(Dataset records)
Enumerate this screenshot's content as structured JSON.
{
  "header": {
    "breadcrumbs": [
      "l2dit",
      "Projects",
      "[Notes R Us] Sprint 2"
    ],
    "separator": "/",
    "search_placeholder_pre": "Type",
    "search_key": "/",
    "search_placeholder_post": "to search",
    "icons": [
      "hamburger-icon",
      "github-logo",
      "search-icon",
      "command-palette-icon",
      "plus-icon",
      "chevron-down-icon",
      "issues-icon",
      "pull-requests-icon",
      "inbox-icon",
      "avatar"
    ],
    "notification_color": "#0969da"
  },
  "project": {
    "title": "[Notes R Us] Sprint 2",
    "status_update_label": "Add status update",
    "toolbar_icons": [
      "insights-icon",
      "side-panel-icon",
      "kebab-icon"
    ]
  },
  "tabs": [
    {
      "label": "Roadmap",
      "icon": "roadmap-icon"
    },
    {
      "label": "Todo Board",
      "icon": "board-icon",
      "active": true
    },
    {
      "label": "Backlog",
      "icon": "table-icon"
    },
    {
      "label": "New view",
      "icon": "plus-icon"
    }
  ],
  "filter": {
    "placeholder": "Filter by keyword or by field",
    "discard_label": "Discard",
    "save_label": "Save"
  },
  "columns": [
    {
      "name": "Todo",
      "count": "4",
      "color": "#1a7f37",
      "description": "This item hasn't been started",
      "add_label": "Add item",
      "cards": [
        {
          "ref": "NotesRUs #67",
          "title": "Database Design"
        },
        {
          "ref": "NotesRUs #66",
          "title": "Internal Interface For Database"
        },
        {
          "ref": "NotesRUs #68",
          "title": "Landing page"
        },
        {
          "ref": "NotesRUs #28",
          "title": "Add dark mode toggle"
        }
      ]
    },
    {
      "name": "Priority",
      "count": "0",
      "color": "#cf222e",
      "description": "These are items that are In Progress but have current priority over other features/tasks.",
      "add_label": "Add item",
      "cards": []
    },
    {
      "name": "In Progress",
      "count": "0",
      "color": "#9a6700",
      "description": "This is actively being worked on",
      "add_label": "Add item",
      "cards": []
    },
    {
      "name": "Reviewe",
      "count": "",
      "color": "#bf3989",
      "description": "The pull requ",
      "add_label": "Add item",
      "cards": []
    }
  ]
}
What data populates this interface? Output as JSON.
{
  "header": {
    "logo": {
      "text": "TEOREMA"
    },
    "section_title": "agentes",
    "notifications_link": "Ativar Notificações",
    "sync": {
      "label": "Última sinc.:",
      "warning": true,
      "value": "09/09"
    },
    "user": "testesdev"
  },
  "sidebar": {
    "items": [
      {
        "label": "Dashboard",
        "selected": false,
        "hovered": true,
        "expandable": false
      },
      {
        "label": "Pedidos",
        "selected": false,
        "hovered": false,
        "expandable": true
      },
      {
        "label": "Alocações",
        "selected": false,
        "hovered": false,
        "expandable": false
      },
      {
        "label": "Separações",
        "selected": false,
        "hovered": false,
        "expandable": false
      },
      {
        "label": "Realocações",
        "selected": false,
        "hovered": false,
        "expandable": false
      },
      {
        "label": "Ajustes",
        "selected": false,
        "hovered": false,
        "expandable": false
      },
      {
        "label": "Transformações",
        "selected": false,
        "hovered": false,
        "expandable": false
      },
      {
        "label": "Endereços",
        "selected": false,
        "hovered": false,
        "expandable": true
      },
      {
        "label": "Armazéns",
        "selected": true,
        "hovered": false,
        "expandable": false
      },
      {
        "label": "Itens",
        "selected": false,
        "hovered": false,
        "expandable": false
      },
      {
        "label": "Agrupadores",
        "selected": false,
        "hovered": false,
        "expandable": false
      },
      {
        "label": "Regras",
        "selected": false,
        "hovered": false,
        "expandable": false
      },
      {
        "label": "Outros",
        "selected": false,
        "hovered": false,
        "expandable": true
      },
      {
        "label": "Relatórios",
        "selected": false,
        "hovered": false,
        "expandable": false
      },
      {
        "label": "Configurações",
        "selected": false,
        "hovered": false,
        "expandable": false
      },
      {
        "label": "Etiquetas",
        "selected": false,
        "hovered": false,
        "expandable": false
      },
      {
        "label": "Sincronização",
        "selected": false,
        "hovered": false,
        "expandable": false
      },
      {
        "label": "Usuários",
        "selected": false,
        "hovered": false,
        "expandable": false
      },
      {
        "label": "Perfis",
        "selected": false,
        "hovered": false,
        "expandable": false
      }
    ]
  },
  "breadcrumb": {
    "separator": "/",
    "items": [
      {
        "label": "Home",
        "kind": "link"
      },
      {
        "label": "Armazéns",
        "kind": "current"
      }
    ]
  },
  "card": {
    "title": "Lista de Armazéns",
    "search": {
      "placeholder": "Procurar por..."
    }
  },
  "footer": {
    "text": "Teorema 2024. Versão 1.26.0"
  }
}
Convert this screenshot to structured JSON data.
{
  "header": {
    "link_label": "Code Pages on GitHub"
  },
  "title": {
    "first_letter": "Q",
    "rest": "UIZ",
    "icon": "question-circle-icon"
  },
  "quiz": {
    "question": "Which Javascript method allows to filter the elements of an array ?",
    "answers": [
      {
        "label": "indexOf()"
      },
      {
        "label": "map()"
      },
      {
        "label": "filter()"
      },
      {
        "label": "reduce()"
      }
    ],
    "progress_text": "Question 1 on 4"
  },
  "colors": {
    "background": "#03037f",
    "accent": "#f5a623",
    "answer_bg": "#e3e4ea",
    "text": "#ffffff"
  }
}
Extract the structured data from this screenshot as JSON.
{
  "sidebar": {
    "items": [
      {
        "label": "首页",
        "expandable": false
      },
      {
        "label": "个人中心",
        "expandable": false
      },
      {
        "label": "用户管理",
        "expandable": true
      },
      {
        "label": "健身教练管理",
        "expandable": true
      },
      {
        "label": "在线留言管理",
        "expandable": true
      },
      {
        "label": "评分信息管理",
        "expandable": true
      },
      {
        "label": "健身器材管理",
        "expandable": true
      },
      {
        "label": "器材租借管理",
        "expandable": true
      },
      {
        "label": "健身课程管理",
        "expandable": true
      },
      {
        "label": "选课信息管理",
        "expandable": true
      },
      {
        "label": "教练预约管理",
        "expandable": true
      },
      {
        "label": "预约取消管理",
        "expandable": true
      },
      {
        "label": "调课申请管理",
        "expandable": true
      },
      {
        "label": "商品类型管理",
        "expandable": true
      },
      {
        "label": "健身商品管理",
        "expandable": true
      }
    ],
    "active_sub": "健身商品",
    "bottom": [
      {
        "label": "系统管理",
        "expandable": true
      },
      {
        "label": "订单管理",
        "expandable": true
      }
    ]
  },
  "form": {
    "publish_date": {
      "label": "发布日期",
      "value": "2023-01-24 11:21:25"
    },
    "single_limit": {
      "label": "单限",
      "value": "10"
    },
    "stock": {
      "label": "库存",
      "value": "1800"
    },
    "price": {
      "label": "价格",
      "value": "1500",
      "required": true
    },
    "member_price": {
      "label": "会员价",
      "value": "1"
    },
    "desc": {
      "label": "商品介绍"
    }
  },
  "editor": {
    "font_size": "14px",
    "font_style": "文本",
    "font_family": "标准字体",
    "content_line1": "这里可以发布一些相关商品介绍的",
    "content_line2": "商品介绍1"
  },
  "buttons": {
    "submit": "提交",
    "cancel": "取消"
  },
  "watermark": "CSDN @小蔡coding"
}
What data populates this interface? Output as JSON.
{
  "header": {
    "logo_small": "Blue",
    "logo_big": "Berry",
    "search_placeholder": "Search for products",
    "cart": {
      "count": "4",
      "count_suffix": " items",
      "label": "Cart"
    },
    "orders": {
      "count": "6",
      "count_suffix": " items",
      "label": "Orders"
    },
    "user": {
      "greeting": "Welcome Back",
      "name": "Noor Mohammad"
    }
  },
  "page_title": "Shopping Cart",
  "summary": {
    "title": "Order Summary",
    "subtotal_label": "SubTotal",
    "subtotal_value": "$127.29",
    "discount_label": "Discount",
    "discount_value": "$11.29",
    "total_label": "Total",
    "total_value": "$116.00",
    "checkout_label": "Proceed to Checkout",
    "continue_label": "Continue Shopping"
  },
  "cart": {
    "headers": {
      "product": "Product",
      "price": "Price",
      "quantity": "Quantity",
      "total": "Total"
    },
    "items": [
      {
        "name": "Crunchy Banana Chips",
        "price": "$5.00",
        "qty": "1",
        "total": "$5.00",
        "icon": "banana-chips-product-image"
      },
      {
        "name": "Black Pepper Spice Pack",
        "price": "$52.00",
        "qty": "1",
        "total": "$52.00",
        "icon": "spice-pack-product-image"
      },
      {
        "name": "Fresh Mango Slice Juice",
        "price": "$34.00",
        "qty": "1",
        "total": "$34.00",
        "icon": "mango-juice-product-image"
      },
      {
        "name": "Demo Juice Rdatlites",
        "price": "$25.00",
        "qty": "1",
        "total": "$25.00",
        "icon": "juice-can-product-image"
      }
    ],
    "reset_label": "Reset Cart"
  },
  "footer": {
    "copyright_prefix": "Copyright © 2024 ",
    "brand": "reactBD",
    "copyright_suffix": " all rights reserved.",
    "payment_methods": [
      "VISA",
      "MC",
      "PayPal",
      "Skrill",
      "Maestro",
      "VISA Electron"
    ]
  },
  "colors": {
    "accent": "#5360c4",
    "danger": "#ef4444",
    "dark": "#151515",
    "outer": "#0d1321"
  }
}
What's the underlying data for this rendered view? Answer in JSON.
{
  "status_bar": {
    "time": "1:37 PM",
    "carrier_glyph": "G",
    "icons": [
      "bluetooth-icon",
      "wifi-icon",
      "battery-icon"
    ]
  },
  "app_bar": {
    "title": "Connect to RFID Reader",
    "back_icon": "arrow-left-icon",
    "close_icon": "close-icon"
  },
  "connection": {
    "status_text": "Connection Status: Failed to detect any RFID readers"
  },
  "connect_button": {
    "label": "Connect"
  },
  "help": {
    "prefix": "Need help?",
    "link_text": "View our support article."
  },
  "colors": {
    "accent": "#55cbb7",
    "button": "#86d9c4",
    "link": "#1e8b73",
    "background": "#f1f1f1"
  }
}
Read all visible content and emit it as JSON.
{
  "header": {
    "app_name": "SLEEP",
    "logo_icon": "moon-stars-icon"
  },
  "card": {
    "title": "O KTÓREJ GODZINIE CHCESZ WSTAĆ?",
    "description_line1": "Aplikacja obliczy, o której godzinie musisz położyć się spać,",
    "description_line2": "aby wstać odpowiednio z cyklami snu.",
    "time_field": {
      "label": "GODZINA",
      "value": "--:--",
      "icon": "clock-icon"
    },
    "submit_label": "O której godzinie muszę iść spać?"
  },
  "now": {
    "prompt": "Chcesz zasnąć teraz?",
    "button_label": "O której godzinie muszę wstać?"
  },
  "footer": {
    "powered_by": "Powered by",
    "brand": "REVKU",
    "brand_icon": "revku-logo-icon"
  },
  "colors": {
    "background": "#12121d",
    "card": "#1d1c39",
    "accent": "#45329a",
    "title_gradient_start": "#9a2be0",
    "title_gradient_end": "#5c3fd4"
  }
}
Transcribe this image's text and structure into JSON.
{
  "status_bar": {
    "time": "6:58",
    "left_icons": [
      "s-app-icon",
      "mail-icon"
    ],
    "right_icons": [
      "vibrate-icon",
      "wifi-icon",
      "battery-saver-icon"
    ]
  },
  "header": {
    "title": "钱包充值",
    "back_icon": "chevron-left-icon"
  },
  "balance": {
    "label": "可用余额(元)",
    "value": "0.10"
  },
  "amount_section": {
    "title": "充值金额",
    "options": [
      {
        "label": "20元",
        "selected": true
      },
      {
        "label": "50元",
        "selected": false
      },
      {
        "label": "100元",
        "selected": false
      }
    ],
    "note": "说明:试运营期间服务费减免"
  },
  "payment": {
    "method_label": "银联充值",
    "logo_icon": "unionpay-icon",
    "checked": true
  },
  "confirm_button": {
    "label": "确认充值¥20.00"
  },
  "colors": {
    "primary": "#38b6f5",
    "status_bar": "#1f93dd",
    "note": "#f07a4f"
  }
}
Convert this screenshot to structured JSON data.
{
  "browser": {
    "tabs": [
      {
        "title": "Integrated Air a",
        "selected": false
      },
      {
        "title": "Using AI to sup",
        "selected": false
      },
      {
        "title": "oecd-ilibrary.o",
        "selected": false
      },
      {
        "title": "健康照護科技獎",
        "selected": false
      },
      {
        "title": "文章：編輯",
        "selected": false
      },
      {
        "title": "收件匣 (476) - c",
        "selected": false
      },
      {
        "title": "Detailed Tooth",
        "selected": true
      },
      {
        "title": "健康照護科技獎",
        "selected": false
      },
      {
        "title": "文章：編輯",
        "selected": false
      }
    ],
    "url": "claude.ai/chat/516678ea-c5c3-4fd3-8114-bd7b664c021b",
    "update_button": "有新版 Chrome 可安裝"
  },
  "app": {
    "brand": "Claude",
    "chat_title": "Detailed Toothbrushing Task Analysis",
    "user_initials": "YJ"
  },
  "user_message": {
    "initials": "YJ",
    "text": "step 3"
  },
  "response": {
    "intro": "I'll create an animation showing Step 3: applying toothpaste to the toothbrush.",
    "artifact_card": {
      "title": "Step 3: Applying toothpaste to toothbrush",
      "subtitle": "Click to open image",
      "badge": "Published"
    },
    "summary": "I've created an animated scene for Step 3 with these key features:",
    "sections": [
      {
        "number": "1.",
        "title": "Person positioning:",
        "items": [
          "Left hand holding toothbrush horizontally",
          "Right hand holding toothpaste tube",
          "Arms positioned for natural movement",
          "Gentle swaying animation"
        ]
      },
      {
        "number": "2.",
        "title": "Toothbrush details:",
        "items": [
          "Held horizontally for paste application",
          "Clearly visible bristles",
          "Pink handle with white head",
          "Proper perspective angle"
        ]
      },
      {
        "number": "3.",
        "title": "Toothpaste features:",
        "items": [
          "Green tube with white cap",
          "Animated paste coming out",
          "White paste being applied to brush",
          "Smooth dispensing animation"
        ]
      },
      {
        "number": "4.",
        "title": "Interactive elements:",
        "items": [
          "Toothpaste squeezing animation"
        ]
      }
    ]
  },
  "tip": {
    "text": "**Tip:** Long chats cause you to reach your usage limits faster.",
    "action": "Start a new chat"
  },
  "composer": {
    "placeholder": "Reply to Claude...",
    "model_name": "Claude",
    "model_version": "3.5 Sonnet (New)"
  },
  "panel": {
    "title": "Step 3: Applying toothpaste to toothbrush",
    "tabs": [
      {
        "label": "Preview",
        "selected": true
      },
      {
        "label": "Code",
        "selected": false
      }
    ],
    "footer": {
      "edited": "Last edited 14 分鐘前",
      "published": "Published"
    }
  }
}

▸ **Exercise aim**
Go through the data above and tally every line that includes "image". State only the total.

▸ **Answer for the task**
6